A child’s choice of subjects is also determined by the success or failure of a particular subject. The students with higher grades are selected for pure sciences and advanced math classes. The “C” math class is packed with students who have given up on ever getting math, and teachers who find it not worth their while to put in the effort needed to regain the students’ confidence in themselves, which the teacher himself lacks. The categorization of students in this manner also boxes them into particular carriers ÔÇô the science students will be the doctors and the less academically inclined will be the Comm. and B-Humanities students.
The irony of it all is that many of the science students cross over to economics, accounts and humanities.
Unfortunately, it doesn’t end there. As one applies for a job, one is further subjected to categorization. Was this a 2:1 or 2:2 student? Capability for job performance is, to a large extent, determined by academic transcripts. One could be an exceptional theorist and have no clue about its practical application in the real world. Interviews are further followed by psychometric testing ÔÇô which again categorizes one as either a potentially successful employee or not.
I came across a quote that encapsulates the message we should get from this: “Regard man as a mine rich in gems of inestimable value.” (Baha’u’llah, Gleanings from the Writings of Baha’u’llah). Your child may not be an “A” student, but she has immeasurable value as a human being that no amount of formal education or work experience can equate. She could be poor at science but great at sculpture ÔÇô praise her instead for her strengths. The reality of our world is that our worth is determined by grades ÔÇô PSLE grades, JC exam results, Form Five exams, university grades and pre-employment psychometric tests.
Success and failure are relative, and differ from one person to the next. It should instead be measured in light of previous experiences. The child who moves from position 40 to position 36 has succeeded more than the child who remains at number 2 throughout. The average student who becomes CEO of a company has succeeded just as well as the poor student who becomes a sought after plumber. Let us learn to measure our own success and those of others around us in ways that truly reflect how far one has come ÔÇô not how they measure with society’s expectations of them.

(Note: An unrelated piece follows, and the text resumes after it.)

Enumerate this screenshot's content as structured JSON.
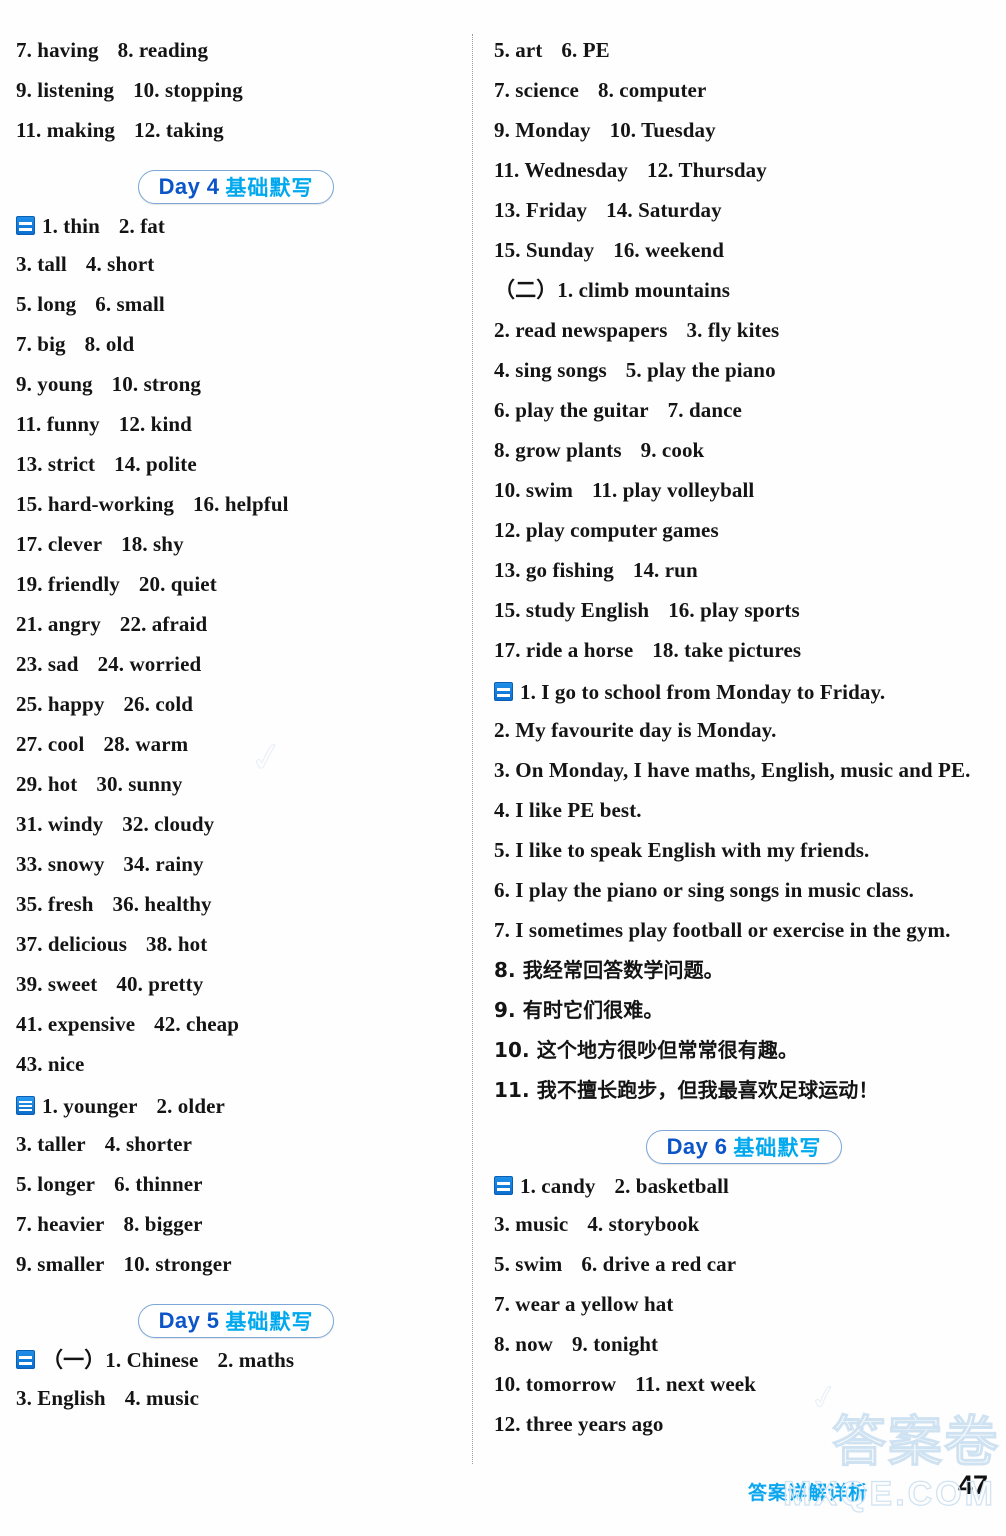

As a person gets older and reflects on life, the things that really matter are not what grade they got in primary school or university. Neither is it how much they contributed to the growth of a particular company. Conversations with the elderly have taught me that what matters most in life is the legacy you leave within your own family ÔÇô children, grandchildren and great-grandchildren. Reflect on that a moment and reconsider where your own inestimable value lies ÔÇô that should always be the guide you use to measure your own worth.